• [EXERCISE]:
Find every line below where the string "heading" shows up, and copy those lines.

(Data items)
**********

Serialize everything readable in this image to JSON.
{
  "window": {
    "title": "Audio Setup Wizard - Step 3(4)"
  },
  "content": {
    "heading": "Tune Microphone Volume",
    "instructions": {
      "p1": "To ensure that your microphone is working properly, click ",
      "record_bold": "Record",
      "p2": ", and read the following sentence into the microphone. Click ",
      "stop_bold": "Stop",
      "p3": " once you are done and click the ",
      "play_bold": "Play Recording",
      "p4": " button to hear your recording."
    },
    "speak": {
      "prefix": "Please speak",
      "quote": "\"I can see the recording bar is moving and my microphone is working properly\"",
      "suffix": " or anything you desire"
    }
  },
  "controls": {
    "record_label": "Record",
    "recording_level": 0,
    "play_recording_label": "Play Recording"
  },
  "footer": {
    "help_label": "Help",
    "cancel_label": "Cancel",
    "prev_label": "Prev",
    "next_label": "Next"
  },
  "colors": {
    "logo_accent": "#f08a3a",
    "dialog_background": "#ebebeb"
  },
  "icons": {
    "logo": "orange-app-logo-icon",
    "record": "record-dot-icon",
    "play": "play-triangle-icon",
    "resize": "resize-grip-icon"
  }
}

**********

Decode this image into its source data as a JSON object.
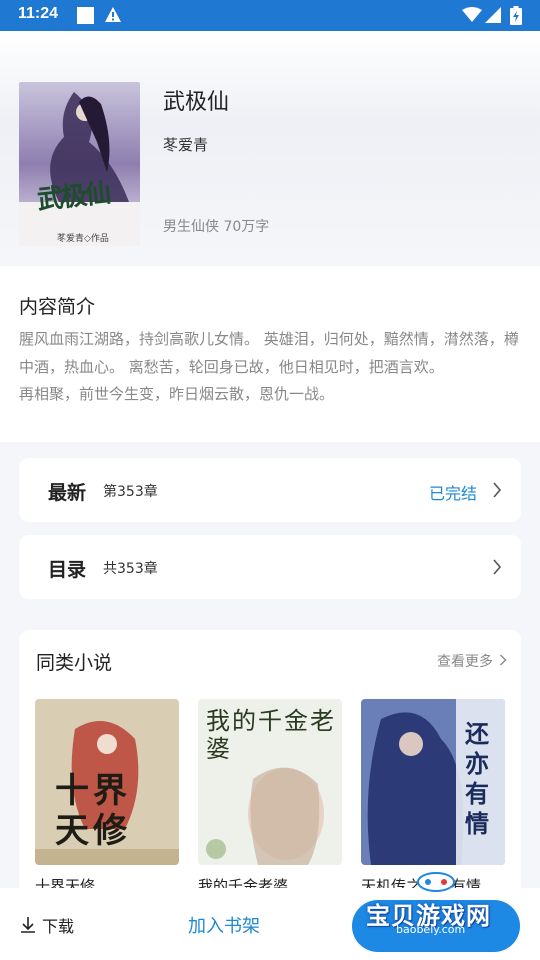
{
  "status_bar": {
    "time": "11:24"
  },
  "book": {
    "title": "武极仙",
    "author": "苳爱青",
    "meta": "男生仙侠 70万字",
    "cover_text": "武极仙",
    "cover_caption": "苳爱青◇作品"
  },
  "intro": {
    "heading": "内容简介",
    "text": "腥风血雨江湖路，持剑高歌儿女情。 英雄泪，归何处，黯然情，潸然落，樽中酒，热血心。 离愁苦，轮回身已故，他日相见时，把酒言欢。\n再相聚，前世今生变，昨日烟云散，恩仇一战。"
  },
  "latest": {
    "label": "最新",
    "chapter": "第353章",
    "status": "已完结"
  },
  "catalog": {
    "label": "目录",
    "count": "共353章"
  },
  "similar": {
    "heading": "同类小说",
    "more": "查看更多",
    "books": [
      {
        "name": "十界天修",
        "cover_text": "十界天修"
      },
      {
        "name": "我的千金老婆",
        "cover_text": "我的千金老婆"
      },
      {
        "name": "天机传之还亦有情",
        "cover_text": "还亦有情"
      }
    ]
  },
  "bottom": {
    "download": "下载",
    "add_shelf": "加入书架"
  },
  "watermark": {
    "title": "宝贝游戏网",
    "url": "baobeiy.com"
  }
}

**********

• [ANSWER SPACE]:
    "heading": "Tune Microphone Volume",
    "heading": "内容简介",
    "heading": "同类小说",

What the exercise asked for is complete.